Schools requiring essays are primarily curious about who your student is as a person. They are looking at their grasp of grammar and spelling as well as word choice. A well-composed essay can make or break an application, but the subject isn’t as important as you might think. A bragging letter that rambles on about how overqualified a child is will not look as good as an expertly written and engaging story about some aspect of their life that led them to pursue their chosen field.
Transcripts For Homeschoolers Attending College
If your student attended an online or correspondence school and received their diploma through that institute, then you don’t need to worry at all about how colleges will see their homeschooling. Since they attended a ‘regular’ school, all transcripts and relevant paperwork come from the school. Don’t forget to request certified copies for your records. Otherwise, a transcript needs to be organized, complete, and easy to read.
- include your student’s name, address, and phone number along with a name for your homeschool if you have one.
- Names and records from any outside institutes where a student took classes. For example, some high schoolers choose to take core classes at a community college in place of a high school class to get double credit and more of a challenge.
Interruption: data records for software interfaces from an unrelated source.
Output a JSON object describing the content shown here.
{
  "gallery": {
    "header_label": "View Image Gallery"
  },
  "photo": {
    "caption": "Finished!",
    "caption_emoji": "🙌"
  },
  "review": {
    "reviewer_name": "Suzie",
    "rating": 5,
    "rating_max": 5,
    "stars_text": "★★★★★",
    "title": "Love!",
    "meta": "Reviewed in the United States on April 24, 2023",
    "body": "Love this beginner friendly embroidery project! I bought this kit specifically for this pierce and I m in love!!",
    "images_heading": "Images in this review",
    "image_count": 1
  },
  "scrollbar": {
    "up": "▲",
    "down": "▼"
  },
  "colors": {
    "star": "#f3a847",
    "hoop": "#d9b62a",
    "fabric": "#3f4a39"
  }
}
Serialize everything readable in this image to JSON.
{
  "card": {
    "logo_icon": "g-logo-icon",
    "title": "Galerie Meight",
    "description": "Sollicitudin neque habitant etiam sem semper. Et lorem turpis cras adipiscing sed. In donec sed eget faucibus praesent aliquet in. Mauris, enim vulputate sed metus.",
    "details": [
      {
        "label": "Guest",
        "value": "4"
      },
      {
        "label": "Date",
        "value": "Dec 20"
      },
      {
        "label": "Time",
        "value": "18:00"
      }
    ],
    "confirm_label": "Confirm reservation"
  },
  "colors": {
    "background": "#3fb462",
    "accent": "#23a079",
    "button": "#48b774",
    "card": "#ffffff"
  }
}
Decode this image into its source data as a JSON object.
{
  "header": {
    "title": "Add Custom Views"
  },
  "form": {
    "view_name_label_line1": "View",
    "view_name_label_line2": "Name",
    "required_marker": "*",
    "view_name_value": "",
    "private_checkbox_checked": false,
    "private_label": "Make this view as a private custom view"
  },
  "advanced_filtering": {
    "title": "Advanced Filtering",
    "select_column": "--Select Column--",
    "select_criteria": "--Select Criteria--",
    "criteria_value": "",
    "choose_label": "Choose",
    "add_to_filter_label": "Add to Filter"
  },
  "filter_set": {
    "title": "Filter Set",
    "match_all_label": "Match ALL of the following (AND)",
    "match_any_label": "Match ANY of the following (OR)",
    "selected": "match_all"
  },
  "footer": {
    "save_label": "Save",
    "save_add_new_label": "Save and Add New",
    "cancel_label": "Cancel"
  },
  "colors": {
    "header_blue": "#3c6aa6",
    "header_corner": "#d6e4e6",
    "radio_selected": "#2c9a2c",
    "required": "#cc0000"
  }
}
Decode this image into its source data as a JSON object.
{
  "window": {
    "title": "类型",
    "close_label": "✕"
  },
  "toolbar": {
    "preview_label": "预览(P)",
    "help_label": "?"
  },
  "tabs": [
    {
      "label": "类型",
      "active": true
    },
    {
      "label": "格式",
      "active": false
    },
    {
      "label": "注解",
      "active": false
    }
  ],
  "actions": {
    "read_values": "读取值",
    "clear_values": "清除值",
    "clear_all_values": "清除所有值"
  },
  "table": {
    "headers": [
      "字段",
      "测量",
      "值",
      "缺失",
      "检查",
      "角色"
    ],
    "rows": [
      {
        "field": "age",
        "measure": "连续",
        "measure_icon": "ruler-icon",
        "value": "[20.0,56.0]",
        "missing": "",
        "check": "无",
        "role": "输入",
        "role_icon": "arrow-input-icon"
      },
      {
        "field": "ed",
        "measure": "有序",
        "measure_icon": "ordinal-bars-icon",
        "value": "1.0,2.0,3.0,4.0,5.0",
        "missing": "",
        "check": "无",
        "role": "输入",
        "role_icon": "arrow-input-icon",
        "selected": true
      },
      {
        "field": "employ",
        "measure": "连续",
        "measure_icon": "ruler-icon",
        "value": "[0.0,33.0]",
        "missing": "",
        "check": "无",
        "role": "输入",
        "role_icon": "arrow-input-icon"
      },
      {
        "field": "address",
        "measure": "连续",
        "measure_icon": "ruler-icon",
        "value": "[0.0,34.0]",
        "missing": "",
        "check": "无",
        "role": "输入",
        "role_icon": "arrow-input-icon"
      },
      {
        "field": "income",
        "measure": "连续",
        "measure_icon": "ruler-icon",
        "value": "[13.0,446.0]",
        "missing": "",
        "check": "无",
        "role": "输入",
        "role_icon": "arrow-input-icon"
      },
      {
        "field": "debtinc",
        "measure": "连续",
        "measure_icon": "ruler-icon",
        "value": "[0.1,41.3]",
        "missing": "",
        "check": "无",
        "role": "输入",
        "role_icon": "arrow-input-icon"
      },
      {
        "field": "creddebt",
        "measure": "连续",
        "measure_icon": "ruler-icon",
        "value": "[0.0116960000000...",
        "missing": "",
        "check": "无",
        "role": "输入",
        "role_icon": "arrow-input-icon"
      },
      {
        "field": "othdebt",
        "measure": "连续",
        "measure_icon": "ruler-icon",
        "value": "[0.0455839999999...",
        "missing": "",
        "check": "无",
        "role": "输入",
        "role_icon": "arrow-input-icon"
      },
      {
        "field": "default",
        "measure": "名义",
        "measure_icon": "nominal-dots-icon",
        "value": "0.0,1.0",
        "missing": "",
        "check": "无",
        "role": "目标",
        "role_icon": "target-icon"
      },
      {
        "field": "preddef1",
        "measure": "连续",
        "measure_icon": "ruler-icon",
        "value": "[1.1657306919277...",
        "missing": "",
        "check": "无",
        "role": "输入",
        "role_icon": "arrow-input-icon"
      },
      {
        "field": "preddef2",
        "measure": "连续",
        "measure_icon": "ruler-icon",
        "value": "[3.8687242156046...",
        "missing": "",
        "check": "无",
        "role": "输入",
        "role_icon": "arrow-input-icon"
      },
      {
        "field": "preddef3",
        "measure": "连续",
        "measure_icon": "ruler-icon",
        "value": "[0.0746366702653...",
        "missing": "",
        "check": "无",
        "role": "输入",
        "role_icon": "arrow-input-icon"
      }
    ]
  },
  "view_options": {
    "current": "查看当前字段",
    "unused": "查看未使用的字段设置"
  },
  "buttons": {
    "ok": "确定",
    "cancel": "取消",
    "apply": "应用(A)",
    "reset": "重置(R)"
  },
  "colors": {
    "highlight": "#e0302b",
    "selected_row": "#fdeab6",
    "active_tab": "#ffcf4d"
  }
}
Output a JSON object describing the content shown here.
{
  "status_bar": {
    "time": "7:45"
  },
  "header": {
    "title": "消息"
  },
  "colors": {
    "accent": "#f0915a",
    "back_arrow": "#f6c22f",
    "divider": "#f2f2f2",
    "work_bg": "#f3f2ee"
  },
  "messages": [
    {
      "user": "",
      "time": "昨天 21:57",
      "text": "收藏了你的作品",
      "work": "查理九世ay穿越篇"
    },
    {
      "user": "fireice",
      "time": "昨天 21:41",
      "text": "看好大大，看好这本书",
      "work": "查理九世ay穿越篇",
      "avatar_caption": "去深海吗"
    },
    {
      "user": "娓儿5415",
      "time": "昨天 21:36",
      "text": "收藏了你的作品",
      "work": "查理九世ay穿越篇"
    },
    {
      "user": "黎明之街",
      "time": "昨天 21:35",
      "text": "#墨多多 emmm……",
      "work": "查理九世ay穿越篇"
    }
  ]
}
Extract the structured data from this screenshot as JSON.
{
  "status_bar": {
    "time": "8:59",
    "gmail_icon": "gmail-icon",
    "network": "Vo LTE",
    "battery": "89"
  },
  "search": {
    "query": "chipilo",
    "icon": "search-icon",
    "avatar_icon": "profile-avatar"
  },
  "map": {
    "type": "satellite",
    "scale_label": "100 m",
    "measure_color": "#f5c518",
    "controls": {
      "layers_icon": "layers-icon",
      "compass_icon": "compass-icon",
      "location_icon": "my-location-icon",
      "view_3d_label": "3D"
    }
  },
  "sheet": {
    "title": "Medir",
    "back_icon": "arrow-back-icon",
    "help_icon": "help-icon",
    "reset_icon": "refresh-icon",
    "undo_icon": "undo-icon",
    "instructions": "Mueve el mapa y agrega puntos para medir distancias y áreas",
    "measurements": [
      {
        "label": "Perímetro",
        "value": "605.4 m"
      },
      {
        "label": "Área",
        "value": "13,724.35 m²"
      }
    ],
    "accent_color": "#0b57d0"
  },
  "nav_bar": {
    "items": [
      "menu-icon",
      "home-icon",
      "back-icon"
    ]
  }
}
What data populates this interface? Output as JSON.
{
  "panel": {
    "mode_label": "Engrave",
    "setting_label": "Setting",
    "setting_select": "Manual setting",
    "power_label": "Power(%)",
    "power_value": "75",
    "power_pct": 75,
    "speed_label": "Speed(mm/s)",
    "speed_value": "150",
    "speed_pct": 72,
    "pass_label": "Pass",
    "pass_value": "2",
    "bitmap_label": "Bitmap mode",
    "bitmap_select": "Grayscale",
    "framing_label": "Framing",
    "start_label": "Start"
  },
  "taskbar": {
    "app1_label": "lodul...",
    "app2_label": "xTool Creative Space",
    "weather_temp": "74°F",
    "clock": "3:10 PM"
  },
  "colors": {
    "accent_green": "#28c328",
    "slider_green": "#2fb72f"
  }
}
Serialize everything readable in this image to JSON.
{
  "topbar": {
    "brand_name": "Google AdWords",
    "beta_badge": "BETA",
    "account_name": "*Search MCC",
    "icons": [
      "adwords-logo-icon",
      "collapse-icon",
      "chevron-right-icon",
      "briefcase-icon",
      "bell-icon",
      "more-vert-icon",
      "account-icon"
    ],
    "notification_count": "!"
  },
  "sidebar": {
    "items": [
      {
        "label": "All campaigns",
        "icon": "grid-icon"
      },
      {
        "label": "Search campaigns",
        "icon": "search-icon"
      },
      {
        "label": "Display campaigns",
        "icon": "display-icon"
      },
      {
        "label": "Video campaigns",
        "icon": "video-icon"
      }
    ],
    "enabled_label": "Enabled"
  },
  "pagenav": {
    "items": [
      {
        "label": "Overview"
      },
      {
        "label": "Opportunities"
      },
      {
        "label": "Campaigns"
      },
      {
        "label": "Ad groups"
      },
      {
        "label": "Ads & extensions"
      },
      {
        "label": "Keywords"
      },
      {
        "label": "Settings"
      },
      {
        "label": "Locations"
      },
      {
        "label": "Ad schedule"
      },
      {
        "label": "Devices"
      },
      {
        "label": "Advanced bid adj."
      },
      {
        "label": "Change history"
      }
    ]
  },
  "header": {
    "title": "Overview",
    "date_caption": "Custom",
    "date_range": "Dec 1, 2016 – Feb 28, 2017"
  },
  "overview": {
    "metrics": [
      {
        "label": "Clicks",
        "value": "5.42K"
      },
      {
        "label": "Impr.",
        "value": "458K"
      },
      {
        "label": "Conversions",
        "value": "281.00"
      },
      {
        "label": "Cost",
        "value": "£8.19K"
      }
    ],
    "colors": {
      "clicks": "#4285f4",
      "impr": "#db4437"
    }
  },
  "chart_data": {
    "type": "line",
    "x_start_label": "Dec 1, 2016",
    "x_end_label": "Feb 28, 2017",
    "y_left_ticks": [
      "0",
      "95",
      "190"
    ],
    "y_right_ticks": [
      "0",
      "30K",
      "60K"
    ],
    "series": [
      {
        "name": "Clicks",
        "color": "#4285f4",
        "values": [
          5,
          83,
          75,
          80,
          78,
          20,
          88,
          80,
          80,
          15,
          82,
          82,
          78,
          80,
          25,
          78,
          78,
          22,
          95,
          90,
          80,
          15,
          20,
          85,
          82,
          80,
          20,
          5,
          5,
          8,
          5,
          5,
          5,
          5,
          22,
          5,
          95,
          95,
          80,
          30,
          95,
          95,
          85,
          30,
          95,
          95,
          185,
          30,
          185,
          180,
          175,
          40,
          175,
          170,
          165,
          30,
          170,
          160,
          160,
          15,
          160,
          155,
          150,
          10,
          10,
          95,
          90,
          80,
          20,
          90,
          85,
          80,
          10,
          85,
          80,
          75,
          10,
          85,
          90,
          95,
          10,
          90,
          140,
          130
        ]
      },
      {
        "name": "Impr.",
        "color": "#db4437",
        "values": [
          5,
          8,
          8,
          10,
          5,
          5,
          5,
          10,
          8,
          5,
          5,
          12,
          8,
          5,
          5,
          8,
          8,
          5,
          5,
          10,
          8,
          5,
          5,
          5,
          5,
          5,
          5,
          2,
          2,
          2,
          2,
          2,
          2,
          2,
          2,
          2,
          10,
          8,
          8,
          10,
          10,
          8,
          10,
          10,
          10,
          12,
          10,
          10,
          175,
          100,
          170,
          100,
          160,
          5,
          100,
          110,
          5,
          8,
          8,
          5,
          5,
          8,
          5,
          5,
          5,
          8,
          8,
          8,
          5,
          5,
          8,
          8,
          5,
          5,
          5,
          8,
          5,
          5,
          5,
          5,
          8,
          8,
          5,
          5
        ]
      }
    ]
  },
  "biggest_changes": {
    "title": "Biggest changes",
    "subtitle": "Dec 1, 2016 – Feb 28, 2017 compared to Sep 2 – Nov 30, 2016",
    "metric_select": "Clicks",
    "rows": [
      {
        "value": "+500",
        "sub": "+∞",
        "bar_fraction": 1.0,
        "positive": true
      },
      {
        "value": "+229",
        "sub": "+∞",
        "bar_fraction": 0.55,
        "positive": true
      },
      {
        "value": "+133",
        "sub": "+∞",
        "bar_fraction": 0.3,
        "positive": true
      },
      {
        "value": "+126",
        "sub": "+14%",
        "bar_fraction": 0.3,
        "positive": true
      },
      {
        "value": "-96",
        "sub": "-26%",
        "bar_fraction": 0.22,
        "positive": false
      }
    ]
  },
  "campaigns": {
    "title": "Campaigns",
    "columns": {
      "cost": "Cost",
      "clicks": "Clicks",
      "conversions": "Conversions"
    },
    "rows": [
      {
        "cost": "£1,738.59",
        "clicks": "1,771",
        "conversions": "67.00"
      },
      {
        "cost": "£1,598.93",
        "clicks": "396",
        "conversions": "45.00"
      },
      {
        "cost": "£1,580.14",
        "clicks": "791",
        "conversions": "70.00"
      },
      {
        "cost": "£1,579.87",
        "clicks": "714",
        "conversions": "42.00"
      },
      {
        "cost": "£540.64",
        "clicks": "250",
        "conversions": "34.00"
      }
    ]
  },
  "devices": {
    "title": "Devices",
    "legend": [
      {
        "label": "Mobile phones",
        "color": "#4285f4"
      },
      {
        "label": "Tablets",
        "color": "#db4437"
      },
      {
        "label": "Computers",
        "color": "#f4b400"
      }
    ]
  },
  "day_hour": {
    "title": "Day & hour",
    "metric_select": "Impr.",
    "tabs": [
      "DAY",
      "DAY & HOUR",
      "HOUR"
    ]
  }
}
- A complete record of any required high school courses for your state in order and any additional classes the student took. Please list the number of credits given for each course.
- A separate list of credits earned. Include a GPA for all work done and the grading scale used to determine this.
- Finally, list the graduation date, note if this is an anticipated date in the future, and complete with the parent or registered teacher/tutor signature and the date.
A portfolio with samples of work and any other classes’ records is not the same as a transcript, but it may also be requested by some schools. Include things like sports, instruments, and other extracurricular activities. Ensure there are records such as letters of recommendation from places a student volunteered and pay stubs with pictures of participation for sports and other paid activities.
There is no reason to worry that colleges will think badly of your homeschooler. As a parent, there are plenty of stressful considerations during the pre-college buildup. How will you pay for school? Will your baby be safe when they fly the nest? Getting into school is relatively simple compared to those issues.
Make sure you take the time to schedule a visit to desirable schools and check out campus life. Regardless of where they are and how highly lauded, different schools have very different campus lives. Some offer little to no social activities, while others are party schools with tons of extracurricular events well suited to social butterflies.
Focus on helping your homeschooler score well on SATs or the ACT and help them put together a superb essay. If your transcripts are in order, then there’s little to be worried about when it comes to admissions.